[Data extracted from a collection]
--------------------

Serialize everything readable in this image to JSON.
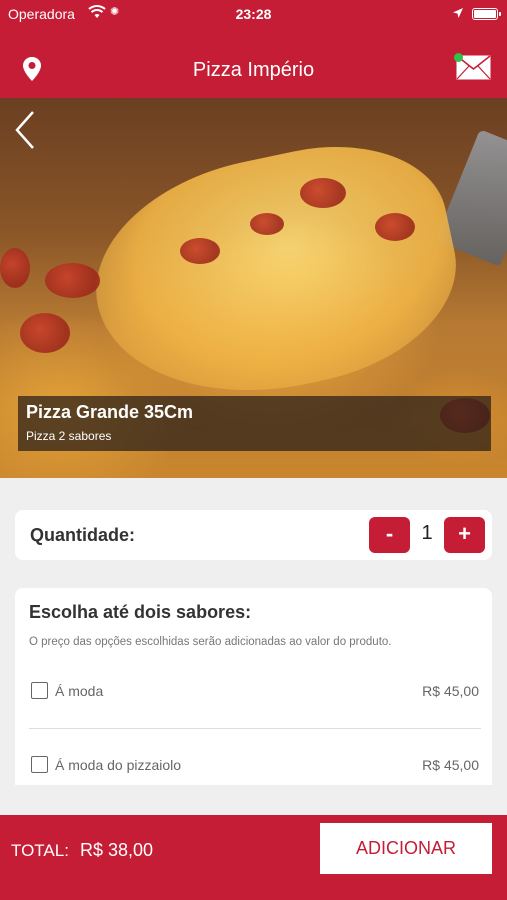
{
  "status_bar": {
    "carrier": "Operadora",
    "time": "23:28",
    "icons": [
      "wifi-icon",
      "activity-spinner-icon",
      "location-arrow-icon",
      "battery-icon"
    ]
  },
  "nav": {
    "title": "Pizza Império",
    "left_icon": "location-pin-icon",
    "right_icon": "mail-icon"
  },
  "product": {
    "name": "Pizza Grande 35Cm",
    "subtitle": "Pizza 2 sabores"
  },
  "quantity": {
    "label": "Quantidade:",
    "value": "1",
    "decrement_label": "-",
    "increment_label": "+"
  },
  "flavors": {
    "heading": "Escolha até dois sabores:",
    "hint": "O preço das opções escolhidas serão adicionadas ao valor do produto.",
    "options": [
      {
        "name": "Á moda",
        "price": "R$ 45,00",
        "checked": false
      },
      {
        "name": "Á moda do pizzaiolo",
        "price": "R$ 45,00",
        "checked": false
      }
    ]
  },
  "footer": {
    "total_label": "TOTAL:",
    "total_value": "R$ 38,00",
    "add_label": "ADICIONAR"
  },
  "colors": {
    "brand": "#c41d35",
    "notification_dot": "#2fc14a"
  }
}
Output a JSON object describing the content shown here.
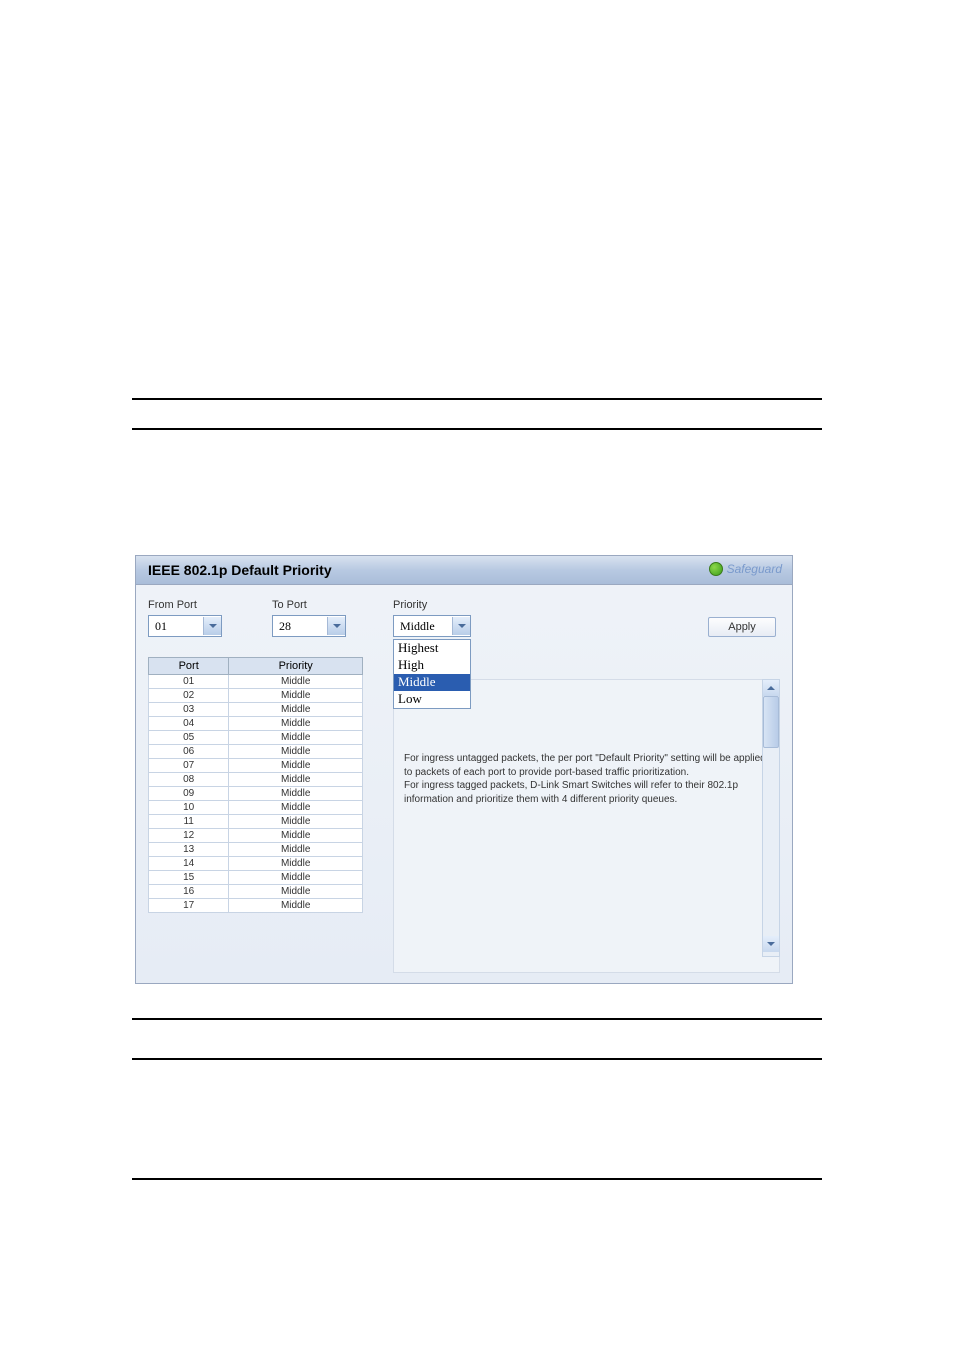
{
  "titlebar": {
    "title": "IEEE 802.1p Default Priority",
    "safeguard_text": "Safeguard"
  },
  "controls": {
    "from_port_label": "From Port",
    "from_port_value": "01",
    "to_port_label": "To Port",
    "to_port_value": "28",
    "priority_label": "Priority",
    "priority_value": "Middle",
    "apply_label": "Apply"
  },
  "dropdown_options": {
    "0": "Highest",
    "1": "High",
    "2": "Middle",
    "3": "Low"
  },
  "port_table": {
    "header_port": "Port",
    "header_priority": "Priority",
    "rows": [
      {
        "port": "01",
        "priority": "Middle"
      },
      {
        "port": "02",
        "priority": "Middle"
      },
      {
        "port": "03",
        "priority": "Middle"
      },
      {
        "port": "04",
        "priority": "Middle"
      },
      {
        "port": "05",
        "priority": "Middle"
      },
      {
        "port": "06",
        "priority": "Middle"
      },
      {
        "port": "07",
        "priority": "Middle"
      },
      {
        "port": "08",
        "priority": "Middle"
      },
      {
        "port": "09",
        "priority": "Middle"
      },
      {
        "port": "10",
        "priority": "Middle"
      },
      {
        "port": "11",
        "priority": "Middle"
      },
      {
        "port": "12",
        "priority": "Middle"
      },
      {
        "port": "13",
        "priority": "Middle"
      },
      {
        "port": "14",
        "priority": "Middle"
      },
      {
        "port": "15",
        "priority": "Middle"
      },
      {
        "port": "16",
        "priority": "Middle"
      },
      {
        "port": "17",
        "priority": "Middle"
      }
    ]
  },
  "help_text": {
    "line1": "For ingress untagged packets, the per port \"Default Priority\" setting will be applied to packets of each port to provide port-based traffic prioritization.",
    "line2": "For ingress tagged packets, D-Link Smart Switches will refer to their 802.1p information and prioritize them with 4 different priority queues."
  }
}
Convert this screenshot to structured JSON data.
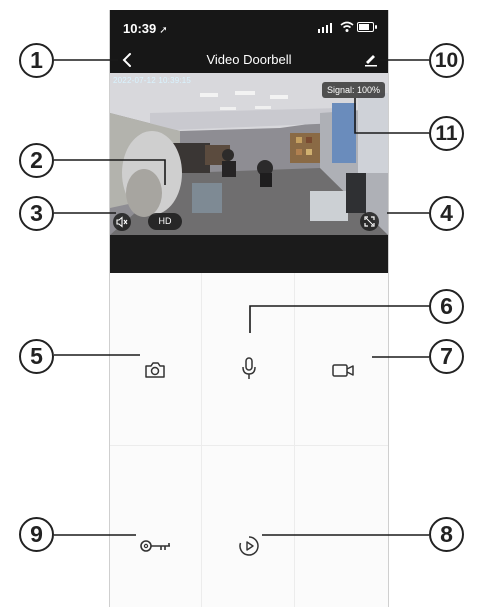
{
  "status_bar": {
    "time": "10:39"
  },
  "header": {
    "title": "Video Doorbell"
  },
  "video": {
    "timestamp": "2022-07-12  10:39:15",
    "signal": "Signal: 100%",
    "quality_label": "HD"
  },
  "icons": {
    "back": "back-chevron-icon",
    "edit": "pencil-icon",
    "mute": "speaker-muted-icon",
    "fullscreen": "fullscreen-icon",
    "snapshot": "camera-icon",
    "talk": "microphone-icon",
    "record": "video-camera-icon",
    "unlock": "key-icon",
    "playback": "play-circle-icon"
  },
  "callouts": [
    "1",
    "2",
    "3",
    "4",
    "5",
    "6",
    "7",
    "8",
    "9",
    "10",
    "11"
  ],
  "colors": {
    "accent": "#222222",
    "bar": "#171717"
  }
}
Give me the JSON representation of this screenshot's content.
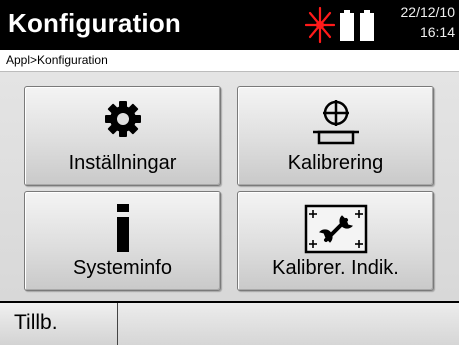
{
  "header": {
    "title": "Konfiguration",
    "date": "22/12/10",
    "time": "16:14",
    "icons": [
      "laser-icon",
      "battery-icon",
      "battery-icon"
    ],
    "laser_color": "#ff0000"
  },
  "breadcrumb": "Appl>Konfiguration",
  "tiles": [
    {
      "label": "Inställningar",
      "icon": "gear-icon"
    },
    {
      "label": "Kalibrering",
      "icon": "level-target-icon"
    },
    {
      "label": "Systeminfo",
      "icon": "info-icon"
    },
    {
      "label": "Kalibrer. Indik.",
      "icon": "wrench-frame-icon"
    }
  ],
  "footer": {
    "softkey_label": "Tillb."
  }
}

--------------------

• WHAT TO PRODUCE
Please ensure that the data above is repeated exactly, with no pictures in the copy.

• OUTPUT FOR THIS EXERCISE
Serialize everything readable in this image to JSON.
{
  "status_bar": {
    "carrier": "Operadora",
    "time": "23:28",
    "icons": [
      "wifi-icon",
      "activity-spinner-icon",
      "location-arrow-icon",
      "battery-icon"
    ]
  },
  "nav": {
    "title": "Pizza Império",
    "left_icon": "location-pin-icon",
    "right_icon": "mail-icon"
  },
  "product": {
    "name": "Pizza Grande 35Cm",
    "subtitle": "Pizza 2 sabores"
  },
  "quantity": {
    "label": "Quantidade:",
    "value": "1",
    "decrement_label": "-",
    "increment_label": "+"
  },
  "flavors": {
    "heading": "Escolha até dois sabores:",
    "hint": "O preço das opções escolhidas serão adicionadas ao valor do produto.",
    "options": [
      {
        "name": "Á moda",
        "price": "R$ 45,00",
        "checked": false
      },
      {
        "name": "Á moda do pizzaiolo",
        "price": "R$ 45,00",
        "checked": false
      }
    ]
  },
  "footer": {
    "total_label": "TOTAL:",
    "total_value": "R$ 38,00",
    "add_label": "ADICIONAR"
  },
  "colors": {
    "brand": "#c41d35",
    "notification_dot": "#2fc14a"
  }
}
Output a JSON object describing the content shown here.
{
  "titlebar": {
    "title": "IEEE 802.1p Default Priority",
    "safeguard_text": "Safeguard"
  },
  "controls": {
    "from_port_label": "From Port",
    "from_port_value": "01",
    "to_port_label": "To Port",
    "to_port_value": "28",
    "priority_label": "Priority",
    "priority_value": "Middle",
    "apply_label": "Apply"
  },
  "dropdown_options": {
    "0": "Highest",
    "1": "High",
    "2": "Middle",
    "3": "Low"
  },
  "port_table": {
    "header_port": "Port",
    "header_priority": "Priority",
    "rows": [
      {
        "port": "01",
        "priority": "Middle"
      },
      {
        "port": "02",
        "priority": "Middle"
      },
      {
        "port": "03",
        "priority": "Middle"
      },
      {
        "port": "04",
        "priority": "Middle"
      },
      {
        "port": "05",
        "priority": "Middle"
      },
      {
        "port": "06",
        "priority": "Middle"
      },
      {
        "port": "07",
        "priority": "Middle"
      },
      {
        "port": "08",
        "priority": "Middle"
      },
      {
        "port": "09",
        "priority": "Middle"
      },
      {
        "port": "10",
        "priority": "Middle"
      },
      {
        "port": "11",
        "priority": "Middle"
      },
      {
        "port": "12",
        "priority": "Middle"
      },
      {
        "port": "13",
        "priority": "Middle"
      },
      {
        "port": "14",
        "priority": "Middle"
      },
      {
        "port": "15",
        "priority": "Middle"
      },
      {
        "port": "16",
        "priority": "Middle"
      },
      {
        "port": "17",
        "priority": "Middle"
      }
    ]
  },
  "help_text": {
    "line1": "For ingress untagged packets, the per port \"Default Priority\" setting will be applied to packets of each port to provide port-based traffic prioritization.",
    "line2": "For ingress tagged packets, D-Link Smart Switches will refer to their 802.1p information and prioritize them with 4 different priority queues."
  }
}
Convert this screenshot to structured JSON data.
{
  "status_bar": {
    "time": "10:39"
  },
  "header": {
    "title": "Video Doorbell"
  },
  "video": {
    "timestamp": "2022-07-12  10:39:15",
    "signal": "Signal: 100%",
    "quality_label": "HD"
  },
  "icons": {
    "back": "back-chevron-icon",
    "edit": "pencil-icon",
    "mute": "speaker-muted-icon",
    "fullscreen": "fullscreen-icon",
    "snapshot": "camera-icon",
    "talk": "microphone-icon",
    "record": "video-camera-icon",
    "unlock": "key-icon",
    "playback": "play-circle-icon"
  },
  "callouts": [
    "1",
    "2",
    "3",
    "4",
    "5",
    "6",
    "7",
    "8",
    "9",
    "10",
    "11"
  ],
  "colors": {
    "accent": "#222222",
    "bar": "#171717"
  }
}
Give me the JSON representation of this screenshot's content.
{
  "header": {
    "title": "Konfiguration",
    "date": "22/12/10",
    "time": "16:14",
    "icons": [
      "laser-icon",
      "battery-icon",
      "battery-icon"
    ],
    "laser_color": "#ff0000"
  },
  "breadcrumb": "Appl>Konfiguration",
  "tiles": [
    {
      "label": "Inställningar",
      "icon": "gear-icon"
    },
    {
      "label": "Kalibrering",
      "icon": "level-target-icon"
    },
    {
      "label": "Systeminfo",
      "icon": "info-icon"
    },
    {
      "label": "Kalibrer. Indik.",
      "icon": "wrench-frame-icon"
    }
  ],
  "footer": {
    "softkey_label": "Tillb."
  }
}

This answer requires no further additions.